_DATA TO USE_:
===============

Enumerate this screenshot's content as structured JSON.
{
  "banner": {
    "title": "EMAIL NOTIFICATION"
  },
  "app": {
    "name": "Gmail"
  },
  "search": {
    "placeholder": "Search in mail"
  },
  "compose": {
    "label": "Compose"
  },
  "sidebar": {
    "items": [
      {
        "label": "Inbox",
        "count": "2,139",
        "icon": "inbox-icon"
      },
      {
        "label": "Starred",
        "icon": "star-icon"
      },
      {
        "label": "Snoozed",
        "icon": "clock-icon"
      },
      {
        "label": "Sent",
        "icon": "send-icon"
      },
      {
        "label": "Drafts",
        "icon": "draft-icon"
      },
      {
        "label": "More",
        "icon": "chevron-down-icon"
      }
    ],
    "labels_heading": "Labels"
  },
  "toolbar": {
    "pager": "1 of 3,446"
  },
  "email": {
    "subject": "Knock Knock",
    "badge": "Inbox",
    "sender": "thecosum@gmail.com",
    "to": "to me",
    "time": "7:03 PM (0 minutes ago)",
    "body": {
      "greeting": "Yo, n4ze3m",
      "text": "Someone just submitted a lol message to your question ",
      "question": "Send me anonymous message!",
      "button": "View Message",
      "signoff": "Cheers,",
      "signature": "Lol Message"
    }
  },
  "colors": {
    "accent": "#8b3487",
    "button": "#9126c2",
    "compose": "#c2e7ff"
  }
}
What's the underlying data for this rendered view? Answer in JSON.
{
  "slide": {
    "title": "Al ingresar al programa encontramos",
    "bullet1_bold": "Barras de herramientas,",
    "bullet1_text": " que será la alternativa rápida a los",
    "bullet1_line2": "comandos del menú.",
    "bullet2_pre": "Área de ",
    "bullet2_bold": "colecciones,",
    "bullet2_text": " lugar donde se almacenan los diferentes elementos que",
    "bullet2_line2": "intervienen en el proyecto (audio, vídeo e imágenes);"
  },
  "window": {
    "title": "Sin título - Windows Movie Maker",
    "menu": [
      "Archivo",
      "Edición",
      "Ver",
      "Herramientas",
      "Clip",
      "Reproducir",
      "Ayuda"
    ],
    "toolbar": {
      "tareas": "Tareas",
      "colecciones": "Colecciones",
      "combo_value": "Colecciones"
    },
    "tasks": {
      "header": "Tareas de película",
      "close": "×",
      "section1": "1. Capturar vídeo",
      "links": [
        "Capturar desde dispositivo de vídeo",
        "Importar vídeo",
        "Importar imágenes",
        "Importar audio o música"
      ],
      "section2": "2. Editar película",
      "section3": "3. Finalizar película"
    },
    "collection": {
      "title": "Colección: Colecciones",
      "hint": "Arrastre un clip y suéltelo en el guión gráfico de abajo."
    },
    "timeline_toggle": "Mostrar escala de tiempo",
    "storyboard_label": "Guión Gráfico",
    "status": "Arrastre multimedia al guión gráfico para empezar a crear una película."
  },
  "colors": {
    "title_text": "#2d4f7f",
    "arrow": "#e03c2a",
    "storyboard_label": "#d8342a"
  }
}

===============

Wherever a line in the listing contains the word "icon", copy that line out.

_TASK RESULT_:
        "icon": "inbox-icon"
        "icon": "star-icon"
        "icon": "clock-icon"
        "icon": "send-icon"
        "icon": "draft-icon"
        "icon": "chevron-down-icon"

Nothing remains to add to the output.